Every January, schools across the country cobble together some kind of programming to honor Martin Luther King Jr. Whether it’s taking students to a local civil rights museum or serving fried chicken and collard greens, every local school administrator puts their own spin on the holiday. In a town about forty minutes outside of Milwaukee, a group of students and teachers decided to include a privilege aptitude test in their MLK day festivities. The test, modeled after one given by the National Civil Rights Museum, asked students to respond to statements like “The majority of the staff at my school look like me” with yes or no. They then broke out into small groups to discuss their answers and were asked to fill out an exit card that tasked them with raising awareness around the concept of privilege with their family and friends. Pretty innocuous, right? Wrong.

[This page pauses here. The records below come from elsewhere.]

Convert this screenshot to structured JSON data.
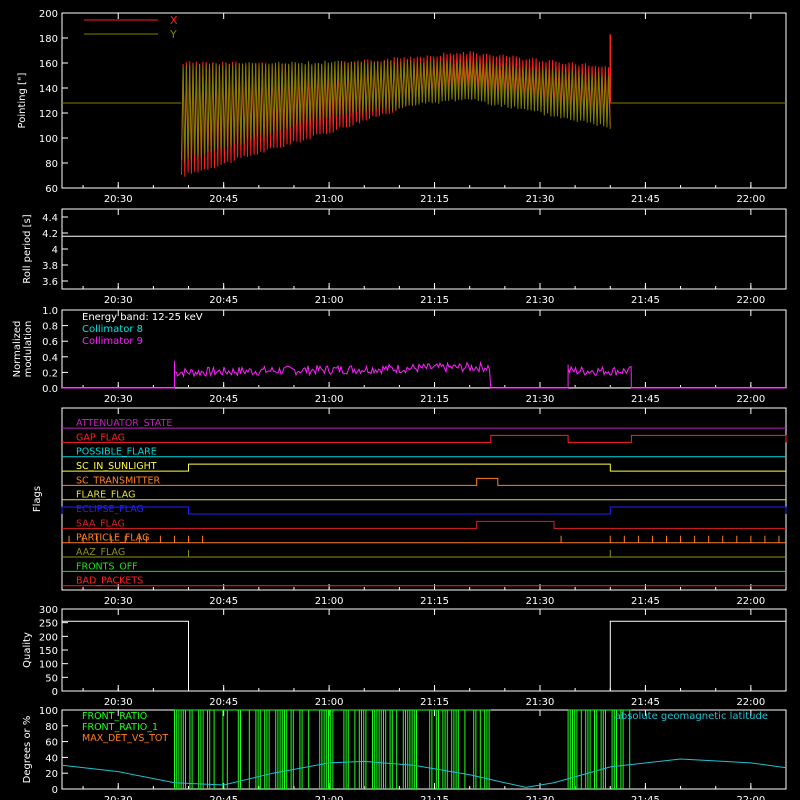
{
  "time_axis": {
    "ticks": [
      "20:30",
      "20:45",
      "21:00",
      "21:15",
      "21:30",
      "21:45",
      "22:00"
    ],
    "range": [
      "20:22",
      "22:05"
    ]
  },
  "colors": {
    "background": "#000000",
    "axes": "#ffffff",
    "x": "#ff2020",
    "y": "#808000",
    "roll": "#ffffff",
    "collimator8": "#00e5e5",
    "collimator9": "#ff20ff",
    "quality": "#ffffff",
    "front_ratio": "#20ff20",
    "front_ratio_2": "#20ff20",
    "max_det": "#ff8020",
    "geolat": "#20c0d0"
  },
  "chart_data": [
    {
      "id": "pointing",
      "type": "line",
      "ylabel": "Pointing [\"]",
      "ylim": [
        60,
        200
      ],
      "yticks": [
        60,
        80,
        100,
        120,
        140,
        160,
        180,
        200
      ],
      "legend": [
        "X",
        "Y"
      ],
      "legend_placement": "top-left",
      "series": [
        {
          "name": "X",
          "constant": 128,
          "active": [
            "20:39",
            "21:40"
          ],
          "env_start": [
            68,
            162
          ],
          "env_min": [
            102,
            160
          ],
          "env_peak": [
            140,
            170
          ],
          "env_end": [
            110,
            158
          ],
          "spike_end": 183
        },
        {
          "name": "Y",
          "constant": 128,
          "active": [
            "20:39",
            "21:40"
          ],
          "env_start": [
            80,
            160
          ],
          "env_min": [
            115,
            162
          ],
          "env_peak": [
            130,
            163
          ],
          "env_end": [
            107,
            152
          ]
        }
      ]
    },
    {
      "id": "roll",
      "type": "line",
      "ylabel": "Roll period [s]",
      "ylim": [
        3.5,
        4.5
      ],
      "yticks": [
        3.6,
        3.8,
        4.0,
        4.2,
        4.4
      ],
      "value": 4.16
    },
    {
      "id": "modulation",
      "type": "line",
      "ylabel": [
        "Normalized",
        "modulation"
      ],
      "ylim": [
        0,
        1
      ],
      "yticks": [
        "0.0",
        "0.2",
        "0.4",
        "0.6",
        "0.8",
        "1.0"
      ],
      "annotations": [
        "Energy band: 12-25 keV",
        "Collimator 8",
        "Collimator 9"
      ],
      "series": [
        {
          "name": "Collimator 8",
          "value": 0.0
        },
        {
          "name": "Collimator 9",
          "segments": [
            [
              "20:38",
              "21:23",
              0.2,
              0.27
            ],
            [
              "21:34",
              "21:43",
              0.22,
              0.22
            ]
          ]
        }
      ]
    },
    {
      "id": "flags",
      "type": "line",
      "ylabel": "Flags",
      "series": [
        {
          "name": "ATTENUATOR_STATE",
          "color": "#c020c0",
          "steps": []
        },
        {
          "name": "GAP_FLAG",
          "color": "#ff2020",
          "steps": [
            [
              "21:23",
              "21:34"
            ],
            [
              "21:43",
              "22:05"
            ]
          ]
        },
        {
          "name": "POSSIBLE_FLARE",
          "color": "#00d8d8",
          "steps": []
        },
        {
          "name": "SC_IN_SUNLIGHT",
          "color": "#ffff40",
          "steps": [
            [
              "20:40",
              "21:40"
            ]
          ]
        },
        {
          "name": "SC_TRANSMITTER",
          "color": "#ff8020",
          "steps": [
            [
              "21:21",
              "21:24"
            ]
          ]
        },
        {
          "name": "FLARE_FLAG",
          "color": "#e0e040",
          "steps": []
        },
        {
          "name": "ECLIPSE_FLAG",
          "color": "#2020ff",
          "steps": [
            [
              "20:22",
              "20:40"
            ],
            [
              "21:40",
              "22:05"
            ]
          ]
        },
        {
          "name": "SAA_FLAG",
          "color": "#e02020",
          "steps": [
            [
              "21:21",
              "21:32"
            ]
          ]
        },
        {
          "name": "PARTICLE_FLAG",
          "color": "#ff8020",
          "steps": [],
          "pulses": [
            "20:23",
            "20:25",
            "20:27",
            "20:29",
            "20:31",
            "20:33",
            "20:34",
            "20:36",
            "20:38",
            "20:40",
            "20:42",
            "21:33",
            "21:40",
            "21:42",
            "21:44",
            "21:46",
            "21:48",
            "21:50",
            "21:52",
            "21:54",
            "21:56",
            "21:58",
            "22:00",
            "22:02",
            "22:04"
          ]
        },
        {
          "name": "AAZ_FLAG",
          "color": "#909020",
          "steps": [],
          "pulses": [
            "20:40",
            "21:40"
          ]
        },
        {
          "name": "FRONTS_OFF",
          "color": "#20e020",
          "steps": []
        },
        {
          "name": "BAD_PACKETS",
          "color": "#ff2020",
          "steps": []
        }
      ]
    },
    {
      "id": "quality",
      "type": "line",
      "ylabel": "Quality",
      "ylim": [
        0,
        300
      ],
      "yticks": [
        0,
        50,
        100,
        150,
        200,
        250,
        300
      ],
      "segments": [
        [
          "20:22",
          "20:40",
          255
        ],
        [
          "20:40",
          "21:40",
          0
        ],
        [
          "21:40",
          "22:05",
          255
        ]
      ]
    },
    {
      "id": "ratios",
      "type": "line",
      "ylabel": "Degrees or %",
      "ylim": [
        0,
        100
      ],
      "yticks": [
        0,
        20,
        40,
        60,
        80,
        100
      ],
      "legend": [
        "FRONT_RATIO",
        "FRONT_RATIO_1",
        "MAX_DET_VS_TOT"
      ],
      "annotation": "absolute geomagnetic latitude",
      "series": [
        {
          "name": "FRONT_RATIO",
          "active": [
            [
              "20:38",
              "21:23"
            ],
            [
              "21:34",
              "21:43"
            ]
          ]
        },
        {
          "name": "absolute geomagnetic latitude",
          "points": [
            [
              "20:22",
              30
            ],
            [
              "20:30",
              22
            ],
            [
              "20:38",
              8
            ],
            [
              "20:45",
              5
            ],
            [
              "20:52",
              20
            ],
            [
              "21:00",
              33
            ],
            [
              "21:05",
              35
            ],
            [
              "21:12",
              30
            ],
            [
              "21:20",
              18
            ],
            [
              "21:25",
              8
            ],
            [
              "21:28",
              2
            ],
            [
              "21:32",
              8
            ],
            [
              "21:40",
              28
            ],
            [
              "21:50",
              38
            ],
            [
              "22:00",
              33
            ],
            [
              "22:05",
              27
            ]
          ]
        }
      ]
    }
  ]
}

Some local parents were so incensed by this “classic example of [a] school bullying the community” that they soon contacted the Oconomowoc Area School District, and their local conservative radio host, to voice their anger. Within a month, the high school’s principal resigned and now the school district has moved to limit discussions of white privilege. Donald Wiemer, the school board president, told the Milwaukee Journal Sentinel that, “our board is fine with discussions about diversity … but white privilege is a lightning rod for some parents.” He added: “We have poor people in Oconomowoc who are saying they’re not privileged … and people that say, ‘Don, we worked our butts off to have what we have.’ ”

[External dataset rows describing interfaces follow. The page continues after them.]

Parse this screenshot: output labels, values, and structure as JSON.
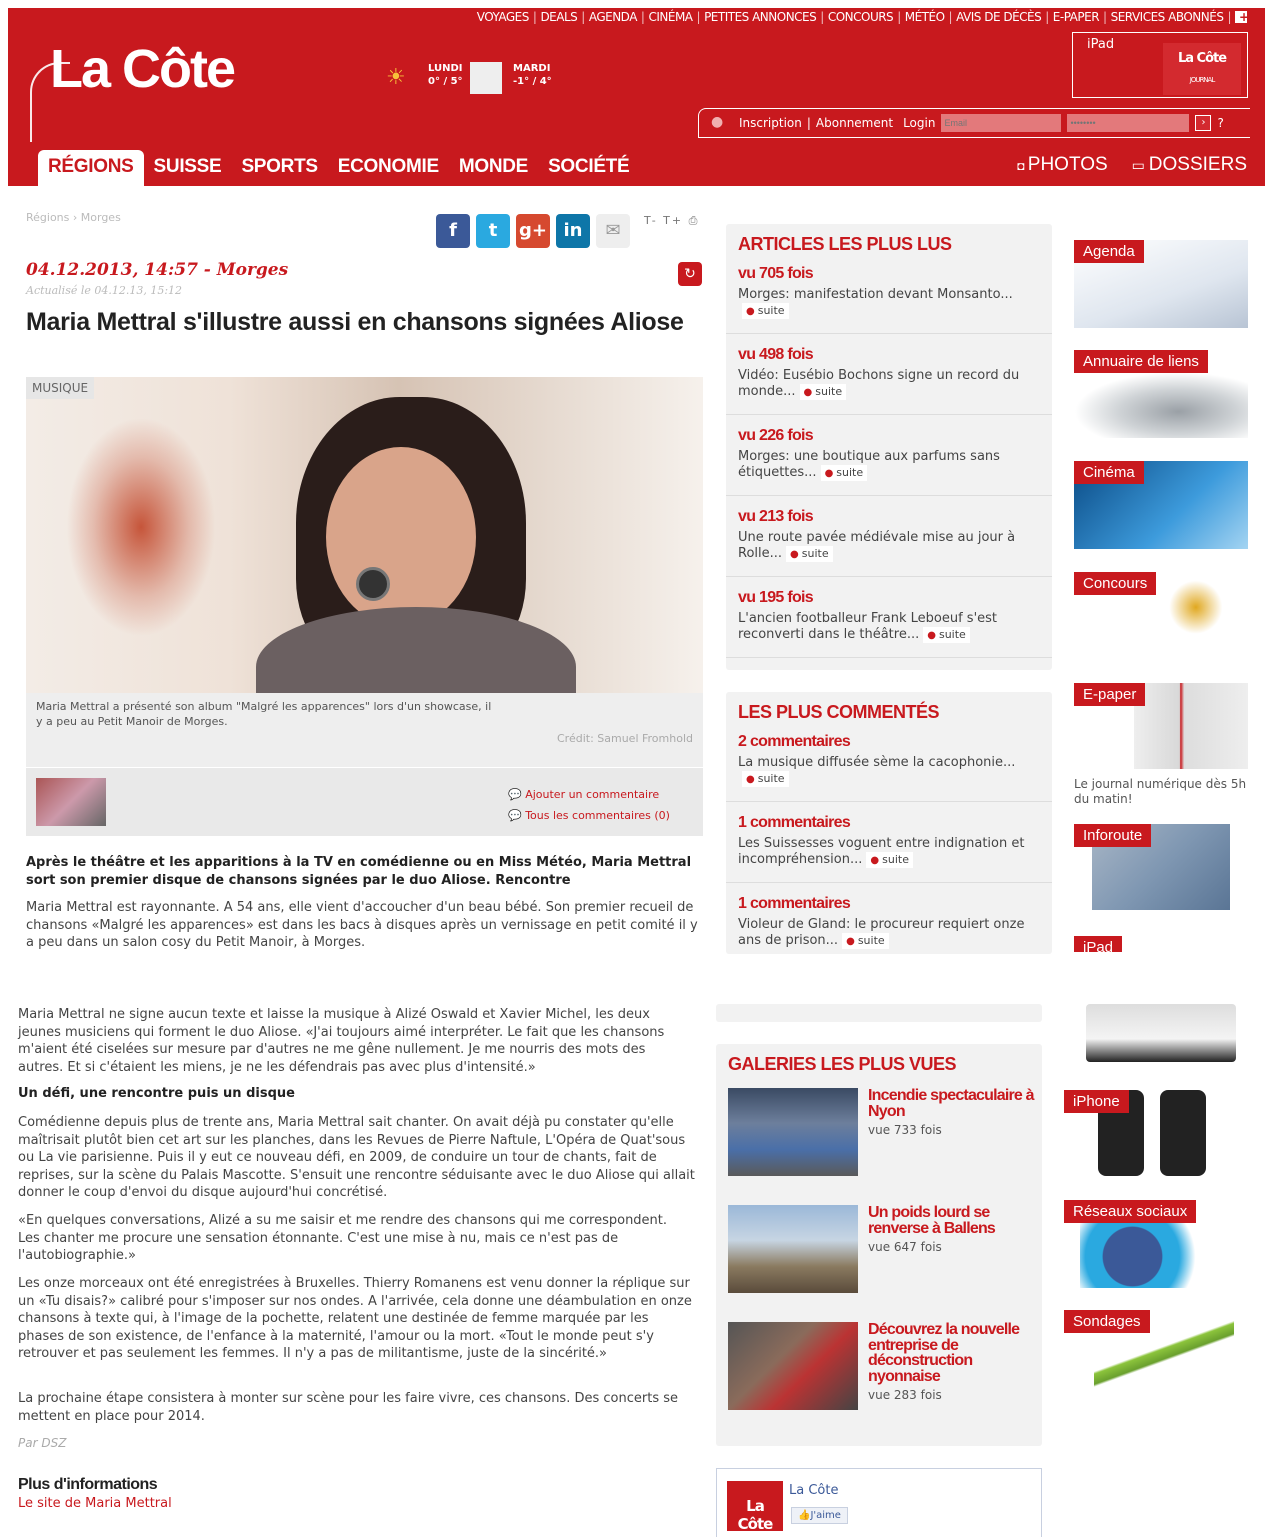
{
  "header": {
    "top_nav": [
      "VOYAGES",
      "DEALS",
      "AGENDA",
      "CINÉMA",
      "PETITES ANNONCES",
      "CONCOURS",
      "MÉTÉO",
      "AVIS DE DÉCÈS",
      "E-PAPER",
      "SERVICES ABONNÉS"
    ],
    "top_nav_plus": "+",
    "logo": "La Côte",
    "weather": [
      {
        "day": "LUNDI",
        "temp": "0° / 5°",
        "icon": "sun-cloud-icon"
      },
      {
        "day": "MARDI",
        "temp": "-1° / 4°",
        "icon": "cloud-icon"
      }
    ],
    "ipad_promo": {
      "label": "iPad",
      "mini_logo": "La Côte",
      "mini_sub": "JOURNAL"
    },
    "login": {
      "inscription": "Inscription",
      "separator": "|",
      "abonnement": "Abonnement",
      "login_label": "Login",
      "email_placeholder": "Email",
      "password_placeholder": "••••••••",
      "go": "›",
      "help": "?"
    },
    "main_nav": [
      "RÉGIONS",
      "SUISSE",
      "SPORTS",
      "ECONOMIE",
      "MONDE",
      "SOCIÉTÉ"
    ],
    "right_nav": [
      {
        "label": "PHOTOS",
        "icon": "camera-icon"
      },
      {
        "label": "DOSSIERS",
        "icon": "folder-icon"
      }
    ]
  },
  "article": {
    "breadcrumb": "Régions › Morges",
    "share": [
      "f",
      "t",
      "g+",
      "in",
      "✉"
    ],
    "text_tools": "T- T+ ⎙",
    "date": "04.12.2013, 14:57 - Morges",
    "updated": "Actualisé le 04.12.13, 15:12",
    "title": "Maria Mettral s'illustre aussi en chansons signées Aliose",
    "tag": "MUSIQUE",
    "caption": "Maria Mettral a présenté son album \"Malgré les apparences\" lors d'un showcase, il y a peu au Petit Manoir de Morges.",
    "credit": "Crédit: Samuel Fromhold",
    "add_comment": "Ajouter un commentaire",
    "all_comments": "Tous les commentaires (0)",
    "lead": "Après le théâtre et les apparitions à la TV en comédienne ou en Miss Météo, Maria Mettral sort son premier disque de chansons signées par le duo Aliose. Rencontre",
    "p1": "Maria Mettral est rayonnante. A 54 ans, elle vient d'accoucher d'un beau bébé. Son premier recueil de chansons «Malgré les apparences» est dans les bacs à disques après un vernissage en petit comité il y a peu dans un salon cosy du Petit Manoir, à Morges.",
    "p2": "Maria Mettral ne signe aucun texte et laisse la musique à Alizé Oswald et Xavier Michel, les deux jeunes musiciens qui forment le duo Aliose. «J'ai toujours aimé interpréter. Le fait que les chansons m'aient été ciselées sur mesure par d'autres ne me gêne nullement. Je me nourris des mots des autres. Et si c'étaient les miens, je ne les défendrais pas avec plus d'intensité.»",
    "subheading": "Un défi, une rencontre puis un disque",
    "p3": "Comédienne depuis plus de trente ans, Maria Mettral sait chanter. On avait déjà pu constater qu'elle maîtrisait plutôt bien cet art sur les planches, dans les Revues de Pierre Naftule, L'Opéra de Quat'sous ou La vie parisienne. Puis il y eut ce nouveau défi, en 2009, de conduire un tour de chants, fait de reprises, sur la scène du Palais Mascotte. S'ensuit une rencontre séduisante avec le duo Aliose qui allait donner le coup d'envoi du disque aujourd'hui concrétisé.",
    "p4": "«En quelques conversations, Alizé a su me saisir et me rendre des chansons qui me correspondent. Les chanter me procure une sensation étonnante. C'est une mise à nu, mais ce n'est pas de l'autobiographie.»",
    "p5": "Les onze morceaux ont été enregistrées à Bruxelles. Thierry Romanens est venu donner la réplique sur un «Tu disais?» calibré pour s'imposer sur nos ondes. A l'arrivée, cela donne une déambulation en onze chansons à texte qui, à l'image de la pochette, relatent une destinée de femme marquée par les phases de son existence, de l'enfance à la maternité, l'amour ou la mort. «Tout le monde peut s'y retrouver et pas seulement les femmes. Il n'y a pas de militantisme, juste de la sincérité.»",
    "p6": "La prochaine étape consistera à monter sur scène pour les faire vivre, ces chansons. Des concerts se mettent en place pour 2014.",
    "byline": "Par DSZ",
    "more_info": "Plus d'informations",
    "more_link": "Le site de Maria Mettral"
  },
  "most_read": {
    "title": "ARTICLES LES PLUS LUS",
    "items": [
      {
        "count": "vu 705 fois",
        "text": "Morges: manifestation devant Monsanto...",
        "more": "suite"
      },
      {
        "count": "vu 498 fois",
        "text": "Vidéo: Eusébio Bochons signe un record du monde...",
        "more": "suite"
      },
      {
        "count": "vu 226 fois",
        "text": "Morges: une boutique aux parfums sans étiquettes...",
        "more": "suite"
      },
      {
        "count": "vu 213 fois",
        "text": "Une route pavée médiévale mise au jour à Rolle...",
        "more": "suite"
      },
      {
        "count": "vu 195 fois",
        "text": "L'ancien footballeur Frank Leboeuf s'est reconverti dans le théâtre...",
        "more": "suite"
      }
    ]
  },
  "most_commented": {
    "title": "LES PLUS COMMENTÉS",
    "items": [
      {
        "count": "2 commentaires",
        "text": "La musique diffusée sème la cacophonie...",
        "more": "suite"
      },
      {
        "count": "1 commentaires",
        "text": "Les Suissesses voguent entre indignation et incompréhension...",
        "more": "suite"
      },
      {
        "count": "1 commentaires",
        "text": "Violeur de Gland: le procureur requiert onze ans de prison...",
        "more": "suite"
      }
    ]
  },
  "galleries": {
    "title": "GALERIES LES PLUS VUES",
    "items": [
      {
        "title": "Incendie spectaculaire à Nyon",
        "views": "vue 733 fois"
      },
      {
        "title": "Un poids lourd se renverse à Ballens",
        "views": "vue 647 fois"
      },
      {
        "title": "Découvrez la nouvelle entreprise de déconstruction nyonnaise",
        "views": "vue 283 fois"
      }
    ]
  },
  "widgets": [
    {
      "label": "Agenda"
    },
    {
      "label": "Annuaire de liens"
    },
    {
      "label": "Cinéma"
    },
    {
      "label": "Concours"
    },
    {
      "label": "E-paper",
      "caption": "Le journal numérique dès 5h du matin!"
    },
    {
      "label": "Inforoute"
    },
    {
      "label": "iPad"
    },
    {
      "label": "iPhone"
    },
    {
      "label": "Réseaux sociaux"
    },
    {
      "label": "Sondages"
    }
  ],
  "facebook": {
    "logo": "La Côte",
    "name": "La Côte",
    "like": "J'aime"
  },
  "colors": {
    "brand": "#c8191e",
    "facebook": "#3b5998",
    "twitter": "#2aa9e0",
    "google": "#d6492f",
    "linkedin": "#0e76a8"
  }
}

Besides the blatant censorship, there a few things wrong with this decision imposed, not by local snowflake children, but by their parents and school administrators. The first is that these parents are sorely mistaken in what they believe white privilege means—it’s almost as if they didn’t even read the exercise their kids were so cruelly forced to do. White privilege doesn’t mean that your life is free from hardship or that you’ve never worked a day in your life; it means that, in a rough metaphor, you started a race 30 yards ahead of your competitor who was also carrying a backpack full of rocks. You still ran the race; their race was harder. The second, and arguably the more insidious, is how the move demonstrates the failure of “diversity,” as exemplified by the fact that a school board that can shut down any talk of white privilege can then feel absolved by saying they’re “fine with discussions around diversity.”
In recent years, diversity has become a nice, catch-all way to describe the inclusion of various underrepresented groups of people into majority-white spaces. It’s a wishy-washy word that tries to express a desirable outcome (some notion of social inclusion) without quite describing how an organization or society is going to get there. Rather than reaching for equity, diversity merely asks for a certain amount of people who look different from each to be in the room without fighting. As sociologist Ellen Berrey wrote for Salon in 2015, “Rather than a righteous fight for justice or effective anti-discrimination laws, we get a celebration of cultural difference as a competitive advantage. Diversity, we are told, is an end goal with instrumental pay-offs: good for learning, good for the bottom line, even good for white people.”
The framework of diversity, which tries to collapse goals like racial equality or gender parity into value-adds for a company or institution, is easily broadened to include any kind of difference—thus hindering any real kind of social progress. Diversity can then mean, for example, having an all-white, mostly male, and Ivy-League educated op-ed board, as long as some of them are supposedly conservative. It’s so much easier to advocate for diversity—for having undefined ‘difference’ in the room—than confronting the ways in which your life has been made easier because you’re white or able-bodied or straight or otherwise. And that’s what makes diversity rhetoric so unhelpful: It allows us to feel complacent with our good intentions rather than pushing us to actually work to correct real injustice in the world.